I remember sitting in an auditorium sized classroom, looking down at my health teacher, as he began to tell a story. It must have been a unit on first aid... I really don’t remember that part well. The memory of my teacher telling a story that day is like a photograph etched in my mind. He wanted to help us understand the importance of staying calm during emergencies. He could have easily gone down a list of things to do and things not to do, in case of an emergency. Instead, he chose to tell a story.
On his drive to work one morning, he encountered a bad car accident. The accident happened only seconds ahead of him and help would not arrive for at least another few minutes. He decided to stop to help. As he walked up to one of the cars in the accident, he found a woman in the driver's seat. Her face had either gone through the windshield or somehow the glass cut her face. She had serious and numerous facial lacerations. “The skin on her face hung off in pieces,” I remember him telling us. She was bleeding and the loss of blood would have quickly caused her death. “Am I going to die?” she called out to him at the sound of his footsteps. He was surprised to find her conscious.
At this point I remember he interrupted the story to explain the beating of the heart, and how blood pumps faster when a person is in fear or panic. He needed to calm her down to slow her heart rate and keep her alive.

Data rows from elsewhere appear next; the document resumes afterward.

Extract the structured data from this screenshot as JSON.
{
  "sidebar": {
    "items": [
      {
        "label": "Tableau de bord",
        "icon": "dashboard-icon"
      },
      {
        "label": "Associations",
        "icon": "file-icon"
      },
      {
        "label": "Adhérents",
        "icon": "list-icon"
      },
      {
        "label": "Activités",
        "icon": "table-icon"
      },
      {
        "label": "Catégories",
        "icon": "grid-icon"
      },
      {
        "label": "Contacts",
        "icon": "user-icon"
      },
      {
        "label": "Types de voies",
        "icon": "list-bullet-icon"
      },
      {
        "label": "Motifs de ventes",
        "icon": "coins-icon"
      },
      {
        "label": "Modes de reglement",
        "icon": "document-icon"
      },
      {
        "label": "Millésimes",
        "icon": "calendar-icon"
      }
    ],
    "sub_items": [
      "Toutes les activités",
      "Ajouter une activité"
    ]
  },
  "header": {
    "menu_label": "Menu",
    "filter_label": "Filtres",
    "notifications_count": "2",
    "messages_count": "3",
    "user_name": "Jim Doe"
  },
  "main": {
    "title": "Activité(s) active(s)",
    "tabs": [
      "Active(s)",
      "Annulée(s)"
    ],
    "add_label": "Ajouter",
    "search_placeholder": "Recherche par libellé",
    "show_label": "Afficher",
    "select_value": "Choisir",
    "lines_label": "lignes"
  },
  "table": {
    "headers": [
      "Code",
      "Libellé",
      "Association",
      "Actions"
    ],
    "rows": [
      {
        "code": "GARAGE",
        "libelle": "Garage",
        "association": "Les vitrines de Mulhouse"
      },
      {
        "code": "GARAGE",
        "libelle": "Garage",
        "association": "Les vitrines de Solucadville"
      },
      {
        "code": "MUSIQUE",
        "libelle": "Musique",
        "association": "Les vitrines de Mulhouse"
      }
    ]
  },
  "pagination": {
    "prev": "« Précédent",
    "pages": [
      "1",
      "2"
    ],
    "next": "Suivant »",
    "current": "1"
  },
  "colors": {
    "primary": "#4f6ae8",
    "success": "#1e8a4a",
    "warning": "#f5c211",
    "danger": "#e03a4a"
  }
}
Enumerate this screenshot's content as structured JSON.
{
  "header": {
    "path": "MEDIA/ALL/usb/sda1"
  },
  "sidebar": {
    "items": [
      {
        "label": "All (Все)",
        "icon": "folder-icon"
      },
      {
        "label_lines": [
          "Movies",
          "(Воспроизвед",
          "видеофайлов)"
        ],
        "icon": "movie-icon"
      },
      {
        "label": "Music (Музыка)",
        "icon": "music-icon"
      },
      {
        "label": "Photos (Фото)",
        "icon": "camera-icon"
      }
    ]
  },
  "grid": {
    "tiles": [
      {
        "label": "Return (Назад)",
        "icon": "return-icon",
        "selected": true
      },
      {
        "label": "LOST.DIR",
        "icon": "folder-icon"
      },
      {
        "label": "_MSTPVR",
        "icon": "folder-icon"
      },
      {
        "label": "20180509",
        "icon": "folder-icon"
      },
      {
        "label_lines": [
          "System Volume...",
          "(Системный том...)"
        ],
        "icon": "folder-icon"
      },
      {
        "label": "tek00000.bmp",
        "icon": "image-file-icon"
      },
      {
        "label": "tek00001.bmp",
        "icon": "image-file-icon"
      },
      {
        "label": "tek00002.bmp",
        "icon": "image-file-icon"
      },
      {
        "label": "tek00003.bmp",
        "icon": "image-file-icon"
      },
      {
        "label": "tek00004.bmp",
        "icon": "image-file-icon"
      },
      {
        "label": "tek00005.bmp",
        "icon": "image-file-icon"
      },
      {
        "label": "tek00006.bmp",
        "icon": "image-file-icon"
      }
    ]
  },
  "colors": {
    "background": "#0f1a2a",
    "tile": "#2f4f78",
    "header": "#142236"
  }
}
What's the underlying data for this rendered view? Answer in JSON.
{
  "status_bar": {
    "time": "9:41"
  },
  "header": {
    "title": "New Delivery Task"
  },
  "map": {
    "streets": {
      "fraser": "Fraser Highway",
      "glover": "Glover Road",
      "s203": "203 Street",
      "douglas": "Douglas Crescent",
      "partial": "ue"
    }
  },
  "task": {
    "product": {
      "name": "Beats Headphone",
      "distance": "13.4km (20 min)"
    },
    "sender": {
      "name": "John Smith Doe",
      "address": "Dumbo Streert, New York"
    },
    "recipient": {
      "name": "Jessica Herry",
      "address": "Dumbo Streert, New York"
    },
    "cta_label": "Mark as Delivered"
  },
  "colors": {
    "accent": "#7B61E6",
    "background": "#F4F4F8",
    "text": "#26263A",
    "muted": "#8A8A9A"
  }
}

“You are going to be okay,” he calmly told her. His words to her were assuring. He needed to calm her from panic. She began to breathe and calm to the sound of his voice. This, he told us, was most important. If he could not get her to calm, her heart rate would continue rising, possibly causing her to bleed to death. He removed her from the vehicle, positioned himself behind her, and used both of his hands to hold her face together and slow the bleeding.
The image of my teacher saving this person’s life was ingrained permanently in my mind. I sat, fully engaged, listening. I could easily visualize the accident. Accidents on the Los Angeles freeways were a daily occurrence. Each student in that classroom connected well with that fact.
And so, as the image of my teacher holding this woman’s life in his hands sat in my mind, my expectation for an ending was that he saved her. I immediately began to wonder if he kept in contact with her, the woman he saved.
Instead, the story continued. As he sat talking calmly to the life he held in his hands, a man walked up, took one look at the woman, and yelled out, “Oh my God! Is she dead?”
He may have continued a bit more with sharing how he wanted to punch the guy in the face, but that part of it remains a bit fuzzy. We would have all understood why he would possibly feel that way. Most importantly, we understood the importance of staying calm in an emergency.
I don’t remember my teacher’s name, but I do remember this story he shared about 34 years ago. What he did that morning prepared me for what was to come many, many years later. So, I am grateful for the story—grateful that my teacher decided to share this story that sunny spring morning, instead of a checklist.
My son, Adam, is all healed, like the cut on the palm of my hand. And I am grateful for that, too.